» SUPPLIED DATA:
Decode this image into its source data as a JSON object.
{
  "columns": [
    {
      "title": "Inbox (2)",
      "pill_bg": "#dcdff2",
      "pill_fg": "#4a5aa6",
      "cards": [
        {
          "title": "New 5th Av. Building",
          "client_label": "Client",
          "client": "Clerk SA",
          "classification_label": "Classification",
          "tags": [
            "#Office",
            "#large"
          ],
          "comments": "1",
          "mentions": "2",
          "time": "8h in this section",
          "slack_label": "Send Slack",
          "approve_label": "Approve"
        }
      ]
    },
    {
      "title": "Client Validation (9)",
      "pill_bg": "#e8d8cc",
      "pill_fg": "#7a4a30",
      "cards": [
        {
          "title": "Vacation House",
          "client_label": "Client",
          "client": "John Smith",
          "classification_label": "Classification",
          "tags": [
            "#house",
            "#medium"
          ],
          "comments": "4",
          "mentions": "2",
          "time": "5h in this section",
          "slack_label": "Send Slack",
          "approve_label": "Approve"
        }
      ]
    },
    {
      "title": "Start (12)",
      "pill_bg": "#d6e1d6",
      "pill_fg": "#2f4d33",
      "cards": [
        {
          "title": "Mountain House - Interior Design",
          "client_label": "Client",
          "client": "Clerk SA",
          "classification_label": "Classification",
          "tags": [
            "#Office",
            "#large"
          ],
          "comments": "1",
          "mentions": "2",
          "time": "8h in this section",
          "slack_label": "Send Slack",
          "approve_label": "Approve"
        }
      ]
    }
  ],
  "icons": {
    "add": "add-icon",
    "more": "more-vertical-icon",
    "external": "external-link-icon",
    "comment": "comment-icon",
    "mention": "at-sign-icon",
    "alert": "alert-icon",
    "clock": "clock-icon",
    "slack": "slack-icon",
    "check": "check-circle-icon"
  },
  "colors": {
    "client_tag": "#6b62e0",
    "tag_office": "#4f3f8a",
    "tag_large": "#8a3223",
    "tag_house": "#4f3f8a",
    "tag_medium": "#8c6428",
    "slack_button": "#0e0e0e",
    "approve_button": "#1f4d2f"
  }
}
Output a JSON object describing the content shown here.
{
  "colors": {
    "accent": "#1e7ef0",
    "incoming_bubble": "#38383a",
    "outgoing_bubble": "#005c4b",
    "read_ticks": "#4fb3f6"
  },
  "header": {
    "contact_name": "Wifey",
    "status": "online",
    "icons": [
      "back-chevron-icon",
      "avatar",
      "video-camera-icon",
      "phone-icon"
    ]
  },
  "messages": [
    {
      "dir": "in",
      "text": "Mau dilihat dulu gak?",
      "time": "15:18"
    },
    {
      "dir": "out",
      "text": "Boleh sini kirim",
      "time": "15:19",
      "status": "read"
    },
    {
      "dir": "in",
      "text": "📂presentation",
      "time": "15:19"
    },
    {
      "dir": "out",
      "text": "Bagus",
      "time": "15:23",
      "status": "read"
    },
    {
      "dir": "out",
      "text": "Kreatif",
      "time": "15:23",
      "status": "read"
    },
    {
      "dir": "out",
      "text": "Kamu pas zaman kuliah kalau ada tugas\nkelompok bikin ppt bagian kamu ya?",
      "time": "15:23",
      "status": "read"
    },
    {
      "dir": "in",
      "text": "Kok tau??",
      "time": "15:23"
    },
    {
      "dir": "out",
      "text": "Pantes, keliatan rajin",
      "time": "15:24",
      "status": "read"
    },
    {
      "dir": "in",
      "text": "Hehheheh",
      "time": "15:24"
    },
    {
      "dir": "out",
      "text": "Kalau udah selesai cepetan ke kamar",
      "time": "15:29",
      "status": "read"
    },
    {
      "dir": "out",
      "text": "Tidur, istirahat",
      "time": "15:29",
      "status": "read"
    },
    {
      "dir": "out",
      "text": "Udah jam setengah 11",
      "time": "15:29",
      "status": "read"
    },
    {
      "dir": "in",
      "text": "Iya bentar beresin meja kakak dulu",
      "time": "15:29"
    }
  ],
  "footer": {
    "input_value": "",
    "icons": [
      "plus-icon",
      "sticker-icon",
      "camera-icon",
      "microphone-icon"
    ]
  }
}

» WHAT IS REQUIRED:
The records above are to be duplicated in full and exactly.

» ANSWER SECTION:
Decode this image into its source data as a JSON object.
{
  "columns": [
    {
      "title": "Inbox (2)",
      "pill_bg": "#dcdff2",
      "pill_fg": "#4a5aa6",
      "cards": [
        {
          "title": "New 5th Av. Building",
          "client_label": "Client",
          "client": "Clerk SA",
          "classification_label": "Classification",
          "tags": [
            "#Office",
            "#large"
          ],
          "comments": "1",
          "mentions": "2",
          "time": "8h in this section",
          "slack_label": "Send Slack",
          "approve_label": "Approve"
        }
      ]
    },
    {
      "title": "Client Validation (9)",
      "pill_bg": "#e8d8cc",
      "pill_fg": "#7a4a30",
      "cards": [
        {
          "title": "Vacation House",
          "client_label": "Client",
          "client": "John Smith",
          "classification_label": "Classification",
          "tags": [
            "#house",
            "#medium"
          ],
          "comments": "4",
          "mentions": "2",
          "time": "5h in this section",
          "slack_label": "Send Slack",
          "approve_label": "Approve"
        }
      ]
    },
    {
      "title": "Start (12)",
      "pill_bg": "#d6e1d6",
      "pill_fg": "#2f4d33",
      "cards": [
        {
          "title": "Mountain House - Interior Design",
          "client_label": "Client",
          "client": "Clerk SA",
          "classification_label": "Classification",
          "tags": [
            "#Office",
            "#large"
          ],
          "comments": "1",
          "mentions": "2",
          "time": "8h in this section",
          "slack_label": "Send Slack",
          "approve_label": "Approve"
        }
      ]
    }
  ],
  "icons": {
    "add": "add-icon",
    "more": "more-vertical-icon",
    "external": "external-link-icon",
    "comment": "comment-icon",
    "mention": "at-sign-icon",
    "alert": "alert-icon",
    "clock": "clock-icon",
    "slack": "slack-icon",
    "check": "check-circle-icon"
  },
  "colors": {
    "client_tag": "#6b62e0",
    "tag_office": "#4f3f8a",
    "tag_large": "#8a3223",
    "tag_house": "#4f3f8a",
    "tag_medium": "#8c6428",
    "slack_button": "#0e0e0e",
    "approve_button": "#1f4d2f"
  }
}
Output a JSON object describing the content shown here.
{
  "colors": {
    "accent": "#1e7ef0",
    "incoming_bubble": "#38383a",
    "outgoing_bubble": "#005c4b",
    "read_ticks": "#4fb3f6"
  },
  "header": {
    "contact_name": "Wifey",
    "status": "online",
    "icons": [
      "back-chevron-icon",
      "avatar",
      "video-camera-icon",
      "phone-icon"
    ]
  },
  "messages": [
    {
      "dir": "in",
      "text": "Mau dilihat dulu gak?",
      "time": "15:18"
    },
    {
      "dir": "out",
      "text": "Boleh sini kirim",
      "time": "15:19",
      "status": "read"
    },
    {
      "dir": "in",
      "text": "📂presentation",
      "time": "15:19"
    },
    {
      "dir": "out",
      "text": "Bagus",
      "time": "15:23",
      "status": "read"
    },
    {
      "dir": "out",
      "text": "Kreatif",
      "time": "15:23",
      "status": "read"
    },
    {
      "dir": "out",
      "text": "Kamu pas zaman kuliah kalau ada tugas\nkelompok bikin ppt bagian kamu ya?",
      "time": "15:23",
      "status": "read"
    },
    {
      "dir": "in",
      "text": "Kok tau??",
      "time": "15:23"
    },
    {
      "dir": "out",
      "text": "Pantes, keliatan rajin",
      "time": "15:24",
      "status": "read"
    },
    {
      "dir": "in",
      "text": "Hehheheh",
      "time": "15:24"
    },
    {
      "dir": "out",
      "text": "Kalau udah selesai cepetan ke kamar",
      "time": "15:29",
      "status": "read"
    },
    {
      "dir": "out",
      "text": "Tidur, istirahat",
      "time": "15:29",
      "status": "read"
    },
    {
      "dir": "out",
      "text": "Udah jam setengah 11",
      "time": "15:29",
      "status": "read"
    },
    {
      "dir": "in",
      "text": "Iya bentar beresin meja kakak dulu",
      "time": "15:29"
    }
  ],
  "footer": {
    "input_value": "",
    "icons": [
      "plus-icon",
      "sticker-icon",
      "camera-icon",
      "microphone-icon"
    ]
  }
}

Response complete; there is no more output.